> [Record set]
---------------
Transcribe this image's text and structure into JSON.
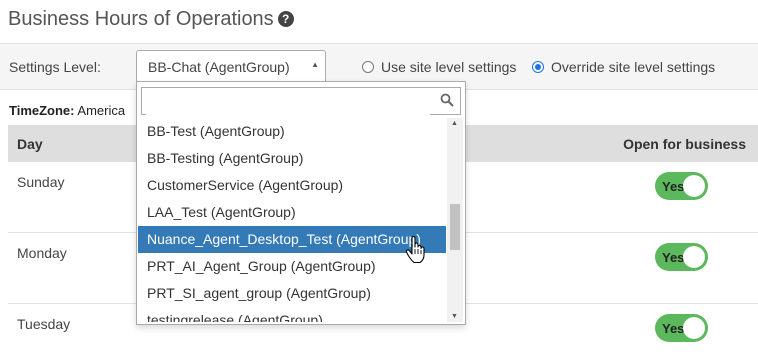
{
  "page": {
    "title": "Business Hours of Operations",
    "help_glyph": "?"
  },
  "settings": {
    "label": "Settings Level:",
    "selected": "BB-Chat (AgentGroup)",
    "radio_site": "Use site level settings",
    "radio_override": "Override site level settings",
    "radio_selected": "override"
  },
  "timezone": {
    "label": "TimeZone:",
    "value": "America"
  },
  "table": {
    "col_day": "Day",
    "col_open": "Open for business",
    "rows": [
      {
        "day": "Sunday",
        "open": "Yes"
      },
      {
        "day": "Monday",
        "open": "Yes"
      },
      {
        "day": "Tuesday",
        "open": "Yes"
      }
    ]
  },
  "dropdown": {
    "search_value": "",
    "items": [
      "BB-Test (AgentGroup)",
      "BB-Testing (AgentGroup)",
      "CustomerService (AgentGroup)",
      "LAA_Test (AgentGroup)",
      "Nuance_Agent_Desktop_Test (AgentGroup)",
      "PRT_AI_Agent_Group (AgentGroup)",
      "PRT_SI_agent_group (AgentGroup)",
      "testingrelease (AgentGroup)"
    ],
    "highlighted_index": 4
  },
  "colors": {
    "toggle_on": "#5cb85c",
    "highlight": "#337ab7",
    "radio_accent": "#1a73e8"
  },
  "icons": {
    "help": "help-icon",
    "search": "search-icon",
    "cursor": "hand-pointer-icon"
  }
}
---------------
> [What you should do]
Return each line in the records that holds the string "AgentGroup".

> [Exercise output]
    "selected": "BB-Chat (AgentGroup)",
      "BB-Test (AgentGroup)",
      "BB-Testing (AgentGroup)",
      "CustomerService (AgentGroup)",
      "LAA_Test (AgentGroup)",
      "Nuance_Agent_Desktop_Test (AgentGroup)",
      "PRT_AI_Agent_Group (AgentGroup)",
      "PRT_SI_agent_group (AgentGroup)",
      "testingrelease (AgentGroup)"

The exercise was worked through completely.